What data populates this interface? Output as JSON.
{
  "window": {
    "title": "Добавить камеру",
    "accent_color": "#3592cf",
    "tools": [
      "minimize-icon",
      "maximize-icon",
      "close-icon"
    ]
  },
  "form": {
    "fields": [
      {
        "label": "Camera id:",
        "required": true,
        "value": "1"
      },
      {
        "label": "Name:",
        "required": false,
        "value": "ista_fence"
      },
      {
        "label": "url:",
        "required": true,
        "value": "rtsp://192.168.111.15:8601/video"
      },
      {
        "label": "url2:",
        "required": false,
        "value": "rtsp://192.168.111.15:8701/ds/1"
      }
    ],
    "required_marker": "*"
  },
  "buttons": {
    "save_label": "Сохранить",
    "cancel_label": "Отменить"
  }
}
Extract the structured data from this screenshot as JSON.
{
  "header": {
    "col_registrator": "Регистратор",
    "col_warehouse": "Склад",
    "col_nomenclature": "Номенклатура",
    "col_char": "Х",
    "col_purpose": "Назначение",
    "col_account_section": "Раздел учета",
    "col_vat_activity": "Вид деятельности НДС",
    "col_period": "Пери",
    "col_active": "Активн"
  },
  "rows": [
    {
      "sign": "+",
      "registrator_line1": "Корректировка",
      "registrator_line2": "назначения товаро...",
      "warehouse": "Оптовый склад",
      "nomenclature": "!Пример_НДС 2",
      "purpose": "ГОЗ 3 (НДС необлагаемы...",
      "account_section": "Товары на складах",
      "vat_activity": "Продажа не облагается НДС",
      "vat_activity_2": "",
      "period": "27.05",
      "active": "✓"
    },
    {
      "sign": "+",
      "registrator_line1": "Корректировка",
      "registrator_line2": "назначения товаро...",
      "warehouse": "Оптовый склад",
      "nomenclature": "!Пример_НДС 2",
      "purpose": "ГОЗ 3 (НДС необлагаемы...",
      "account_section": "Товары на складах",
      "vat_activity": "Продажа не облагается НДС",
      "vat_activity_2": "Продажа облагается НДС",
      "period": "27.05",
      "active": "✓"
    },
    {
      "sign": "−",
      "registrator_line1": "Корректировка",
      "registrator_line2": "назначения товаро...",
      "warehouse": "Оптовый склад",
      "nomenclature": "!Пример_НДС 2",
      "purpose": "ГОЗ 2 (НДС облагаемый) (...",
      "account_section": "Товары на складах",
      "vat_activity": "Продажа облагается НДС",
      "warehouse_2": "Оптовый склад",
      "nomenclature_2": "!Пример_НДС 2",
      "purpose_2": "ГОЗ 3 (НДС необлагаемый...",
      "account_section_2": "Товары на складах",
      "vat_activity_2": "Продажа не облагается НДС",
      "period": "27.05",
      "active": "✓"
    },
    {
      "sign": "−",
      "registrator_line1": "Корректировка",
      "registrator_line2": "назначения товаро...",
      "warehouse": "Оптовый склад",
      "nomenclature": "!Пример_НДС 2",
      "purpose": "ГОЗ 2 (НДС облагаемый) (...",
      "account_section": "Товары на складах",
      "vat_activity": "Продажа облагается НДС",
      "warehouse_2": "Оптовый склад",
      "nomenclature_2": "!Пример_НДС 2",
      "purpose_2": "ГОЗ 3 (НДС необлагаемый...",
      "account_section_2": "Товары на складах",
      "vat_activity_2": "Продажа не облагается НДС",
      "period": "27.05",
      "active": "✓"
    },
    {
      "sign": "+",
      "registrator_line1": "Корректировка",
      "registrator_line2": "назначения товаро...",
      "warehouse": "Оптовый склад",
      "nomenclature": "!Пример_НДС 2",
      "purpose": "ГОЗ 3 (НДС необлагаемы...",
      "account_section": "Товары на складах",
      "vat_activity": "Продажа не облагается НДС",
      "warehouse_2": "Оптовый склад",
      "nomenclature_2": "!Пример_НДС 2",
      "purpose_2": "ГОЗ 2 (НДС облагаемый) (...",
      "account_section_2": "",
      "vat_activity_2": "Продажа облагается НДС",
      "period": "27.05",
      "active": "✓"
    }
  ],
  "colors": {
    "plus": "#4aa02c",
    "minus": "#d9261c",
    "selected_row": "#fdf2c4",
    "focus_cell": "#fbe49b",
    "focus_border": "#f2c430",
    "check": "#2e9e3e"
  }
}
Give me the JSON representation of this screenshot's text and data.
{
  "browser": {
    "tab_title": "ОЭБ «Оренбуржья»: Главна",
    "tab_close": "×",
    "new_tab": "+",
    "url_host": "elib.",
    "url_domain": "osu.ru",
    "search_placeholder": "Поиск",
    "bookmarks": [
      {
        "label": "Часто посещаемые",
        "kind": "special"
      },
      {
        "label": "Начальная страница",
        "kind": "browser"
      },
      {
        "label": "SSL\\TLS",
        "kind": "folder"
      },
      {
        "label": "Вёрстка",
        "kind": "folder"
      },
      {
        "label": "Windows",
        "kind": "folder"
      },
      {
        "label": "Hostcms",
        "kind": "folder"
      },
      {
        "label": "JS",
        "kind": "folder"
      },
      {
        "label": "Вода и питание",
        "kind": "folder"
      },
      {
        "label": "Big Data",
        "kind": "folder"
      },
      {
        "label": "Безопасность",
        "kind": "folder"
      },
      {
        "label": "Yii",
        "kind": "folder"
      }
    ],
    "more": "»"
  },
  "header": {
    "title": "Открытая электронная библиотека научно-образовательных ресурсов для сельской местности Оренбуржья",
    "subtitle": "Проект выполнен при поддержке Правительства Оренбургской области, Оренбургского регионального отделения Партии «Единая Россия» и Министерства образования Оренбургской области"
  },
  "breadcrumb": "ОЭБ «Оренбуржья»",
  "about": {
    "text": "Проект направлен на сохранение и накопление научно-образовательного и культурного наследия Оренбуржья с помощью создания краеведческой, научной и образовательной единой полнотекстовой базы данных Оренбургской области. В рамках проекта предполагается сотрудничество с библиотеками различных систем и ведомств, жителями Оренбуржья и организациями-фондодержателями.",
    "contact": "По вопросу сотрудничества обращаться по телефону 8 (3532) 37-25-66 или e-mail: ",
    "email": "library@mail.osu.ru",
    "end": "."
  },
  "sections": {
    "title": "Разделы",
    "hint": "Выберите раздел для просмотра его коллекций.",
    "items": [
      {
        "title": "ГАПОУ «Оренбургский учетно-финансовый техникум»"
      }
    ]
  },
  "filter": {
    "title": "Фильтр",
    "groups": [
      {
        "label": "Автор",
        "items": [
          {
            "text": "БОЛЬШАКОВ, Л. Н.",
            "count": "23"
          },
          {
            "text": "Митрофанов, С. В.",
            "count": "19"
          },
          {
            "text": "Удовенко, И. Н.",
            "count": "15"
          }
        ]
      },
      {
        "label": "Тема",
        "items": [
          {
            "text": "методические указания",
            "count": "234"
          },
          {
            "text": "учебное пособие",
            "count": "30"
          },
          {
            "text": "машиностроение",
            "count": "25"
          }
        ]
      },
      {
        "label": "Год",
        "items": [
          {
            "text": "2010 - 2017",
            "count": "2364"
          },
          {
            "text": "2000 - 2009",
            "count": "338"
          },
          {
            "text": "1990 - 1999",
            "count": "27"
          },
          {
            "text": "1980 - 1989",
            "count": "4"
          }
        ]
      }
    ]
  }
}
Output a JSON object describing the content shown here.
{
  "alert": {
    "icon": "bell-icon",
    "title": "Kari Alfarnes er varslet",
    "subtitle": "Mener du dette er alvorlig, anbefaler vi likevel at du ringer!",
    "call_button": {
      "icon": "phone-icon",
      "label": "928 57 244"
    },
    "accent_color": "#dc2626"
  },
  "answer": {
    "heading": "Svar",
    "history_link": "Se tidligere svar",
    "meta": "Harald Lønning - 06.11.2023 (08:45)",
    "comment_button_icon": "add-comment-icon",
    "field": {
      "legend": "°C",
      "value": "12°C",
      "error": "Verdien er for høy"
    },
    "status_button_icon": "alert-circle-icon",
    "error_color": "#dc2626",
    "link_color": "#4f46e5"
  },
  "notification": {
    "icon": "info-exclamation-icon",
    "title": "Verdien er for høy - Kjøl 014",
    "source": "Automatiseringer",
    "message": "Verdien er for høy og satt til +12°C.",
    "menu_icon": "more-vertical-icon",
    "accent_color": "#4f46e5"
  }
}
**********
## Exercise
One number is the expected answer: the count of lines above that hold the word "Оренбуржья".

## Expected answer
4